My post-divorce lessons learned, a decade later.

George Morris
4 min readJul 22, 2022

Nine years ago, during the collapse of my marriage and my business, I publically posted a passive frustration on Facebook.

“Did you ever want to burn it all down and start from scratch? All of it. To clean the slate and start with a new foundation to build on.”

Photo by Elias Maurer on Unsplash

I wasn’t clear at the time what prompted that desire to post. Looking back at it, that was how I asked for help. I felt trapped, caged by the world I created. Everything that went wrong felt like it pointed right back to me. At the time, I knew I shouldn’t carry the entire blame for my marriage and business faults, but I did.

Often in the evenings, when things were exceptionally rough, I would get out of bed around 1 am and walk the neighborhood to calm my anxious heart.

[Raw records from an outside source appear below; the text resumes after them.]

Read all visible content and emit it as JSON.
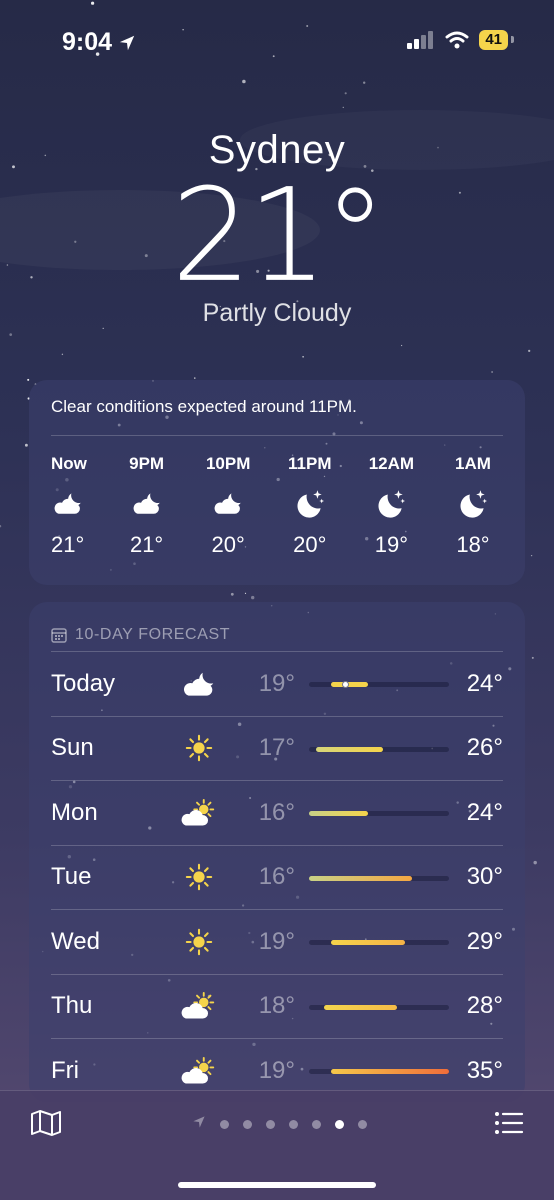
{
  "status": {
    "time": "9:04",
    "battery": "41",
    "location_icon": "location-arrow-icon",
    "signal_icon": "signal-icon",
    "wifi_icon": "wifi-icon"
  },
  "location": {
    "city": "Sydney",
    "temperature": "21°",
    "condition": "Partly Cloudy"
  },
  "hourly": {
    "summary": "Clear conditions expected around 11PM.",
    "hours": [
      {
        "label": "Now",
        "icon": "partly-cloudy-night-icon",
        "temp": "21°"
      },
      {
        "label": "9PM",
        "icon": "partly-cloudy-night-icon",
        "temp": "21°"
      },
      {
        "label": "10PM",
        "icon": "partly-cloudy-night-icon",
        "temp": "20°"
      },
      {
        "label": "11PM",
        "icon": "clear-night-icon",
        "temp": "20°"
      },
      {
        "label": "12AM",
        "icon": "clear-night-icon",
        "temp": "19°"
      },
      {
        "label": "1AM",
        "icon": "clear-night-icon",
        "temp": "18°"
      }
    ]
  },
  "forecast": {
    "title": "10-DAY FORECAST",
    "range_min": 16,
    "range_max": 35,
    "days": [
      {
        "day": "Today",
        "icon": "partly-cloudy-night-icon",
        "low": "19°",
        "high": "24°",
        "low_val": 19,
        "high_val": 24,
        "current_val": 21,
        "colors": [
          "#f5d44b",
          "#f5d44b"
        ]
      },
      {
        "day": "Sun",
        "icon": "sun-icon",
        "low": "17°",
        "high": "26°",
        "low_val": 17,
        "high_val": 26,
        "colors": [
          "#d6d57a",
          "#f5d44b"
        ]
      },
      {
        "day": "Mon",
        "icon": "partly-sunny-icon",
        "low": "16°",
        "high": "24°",
        "low_val": 16,
        "high_val": 24,
        "colors": [
          "#c9d287",
          "#f5d44b"
        ]
      },
      {
        "day": "Tue",
        "icon": "sun-icon",
        "low": "16°",
        "high": "30°",
        "low_val": 16,
        "high_val": 30,
        "colors": [
          "#c9d287",
          "#f5a742"
        ]
      },
      {
        "day": "Wed",
        "icon": "sun-icon",
        "low": "19°",
        "high": "29°",
        "low_val": 19,
        "high_val": 29,
        "colors": [
          "#f5d44b",
          "#f5b347"
        ]
      },
      {
        "day": "Thu",
        "icon": "partly-sunny-icon",
        "low": "18°",
        "high": "28°",
        "low_val": 18,
        "high_val": 28,
        "colors": [
          "#f3d54e",
          "#f5bb47"
        ]
      },
      {
        "day": "Fri",
        "icon": "partly-sunny-icon",
        "low": "19°",
        "high": "35°",
        "low_val": 19,
        "high_val": 35,
        "colors": [
          "#f5c84a",
          "#f06d3a"
        ]
      }
    ]
  },
  "pager": {
    "total": 7,
    "active_index": 5
  },
  "toolbar": {
    "map_icon": "map-icon",
    "list_icon": "list-icon"
  }
}
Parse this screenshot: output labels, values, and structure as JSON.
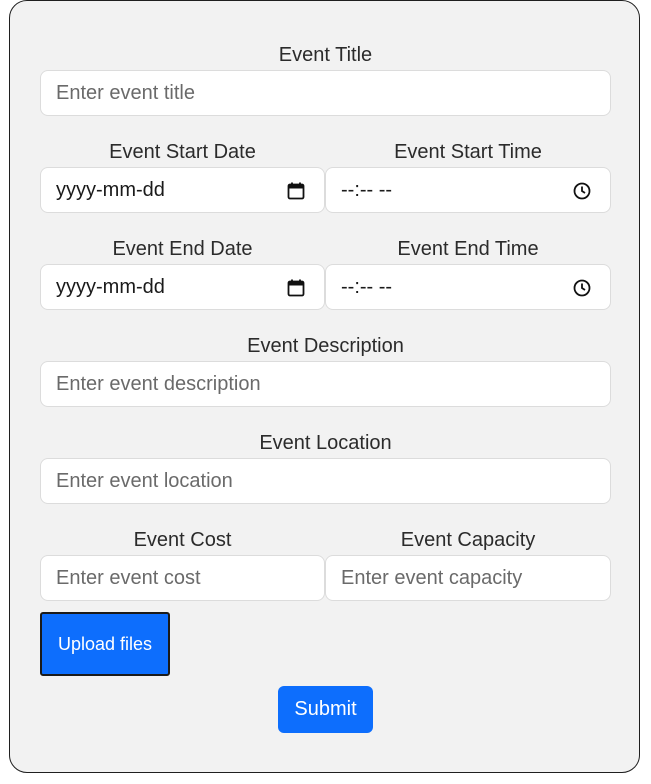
{
  "form": {
    "title": {
      "label": "Event Title",
      "placeholder": "Enter event title"
    },
    "start_date": {
      "label": "Event Start Date",
      "value": "yyyy-mm-dd"
    },
    "start_time": {
      "label": "Event Start Time",
      "value": "--:-- --"
    },
    "end_date": {
      "label": "Event End Date",
      "value": "yyyy-mm-dd"
    },
    "end_time": {
      "label": "Event End Time",
      "value": "--:-- --"
    },
    "description": {
      "label": "Event Description",
      "placeholder": "Enter event description"
    },
    "location": {
      "label": "Event Location",
      "placeholder": "Enter event location"
    },
    "cost": {
      "label": "Event Cost",
      "placeholder": "Enter event cost"
    },
    "capacity": {
      "label": "Event Capacity",
      "placeholder": "Enter event capacity"
    },
    "upload_label": "Upload files",
    "submit_label": "Submit"
  },
  "icons": {
    "date": "calendar-icon",
    "time": "clock-icon"
  },
  "colors": {
    "primary": "#0d6efd",
    "card_bg": "#f2f2f2"
  }
}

My racing mind would not stop catastrophizing the days, weeks, and months ahead. The identity of who I was and how I defined myself was at risk. In my weakest moments, I briefly contemplated ending it all; I wrestled with taking my life. Yet that very thought gave me hope, yes, hope. The idea of ending my life excited me to the possibility of living a bigger life. I reasoned at the time that if my life didn’t matter, then why not take more significant risks? Why don’t I simply leap off the philosophical ledge and go head first into an entirely new life?

It was time to kill the Ego.

See, I created a life where I identified as a successful entrepreneur, active father of two very young children, and a community leader for TEDxBoulder and the Entrepreneurs Organization. Losing the marriage and the business would cut my knees from under what my Ego defined me as. My greatest fear at the time was that I’d never find that level of “success” again. That I’d never remarry. I’d never have the resources to give my kids the life I wanted to give them. Instead, I was afraid of the struggle ahead.

But wasn’t this what I asked for?

You’ve all heard the saying, “be careful what you ask for because you might just get it.” Those words were never more true for me.

The last decade of my life has been a walk through my personal struggles. And let’s be honest here, I’m a middle-class, middle-aged white dude, I’m very grateful of my place and resources. Yet I recall when Ash Beckham took the stage at TEDxBoulder, presenting her talk on “coming out of your closet.” She spoke about how there isn’t a “harder”; there is just “hard.” For each of us, “hard” is a relative term, and comparing who’s life is “harder” was a waste of time. That comforted me as I met the challenges of this new life I was in the process of creating.

I read that a new post-divorce “norm” would settle-in around three to five years after the divorce. At the time, I thought that was a crazy number. Given my clarity, I would do this in a year or two! That I was sure of. Funny.

As for business, I’d get something running in less a year. After all, my first business took six months to become profitable. Surely, after my years of experience and connections, this go-around would take far less time.

The Universe has a sense of humor.

It will humble you to your ways; this is the lesson I’ve learned.

Nearly a decade later, I’ve become what I most feared at the time of making the decision to divorce. Currently, I’m in the fourth business attempt in the last decade. Two long-term relationships have come and gone. My mind and body are a bit slower than they once were. Financially my situation isn’t much better than it was when I left my marriage. My “network” of business associates has fragmented into very loose connections. Those I thought were close friends have slowly trickled away, yet a few have stood with me through it all.

Yup, that isn’t the most uplifting read, but hang tight.

This evening I was walking the dogs, and it occurred to me that I never consciously decided to stop wiping the slate clean. This last decade was characterized by my reactions to protect it all from slipping away. Never did I fully surrender to losing the marriage and the business. My response to the divorce was to go into survival mode. To protect my losses by hustling. That’s reactionary, not the mindset of a builder.

The Universe has indeed wiped the slate for me. Today was the first realization that I don’t have a life anymore. I killed it long ago. It just took me this long to wake up to the fact that my new life is tomorrow. A chance to get honest about what I want in my future and to go fucking build it!

The life lessons keep on rolling in, don’t they?

--

--

George Morris

Lifelong entrepreneur and business coach, single father of two. Looking for ways society can level-up to meet the modern global challenges. https://gmorris.com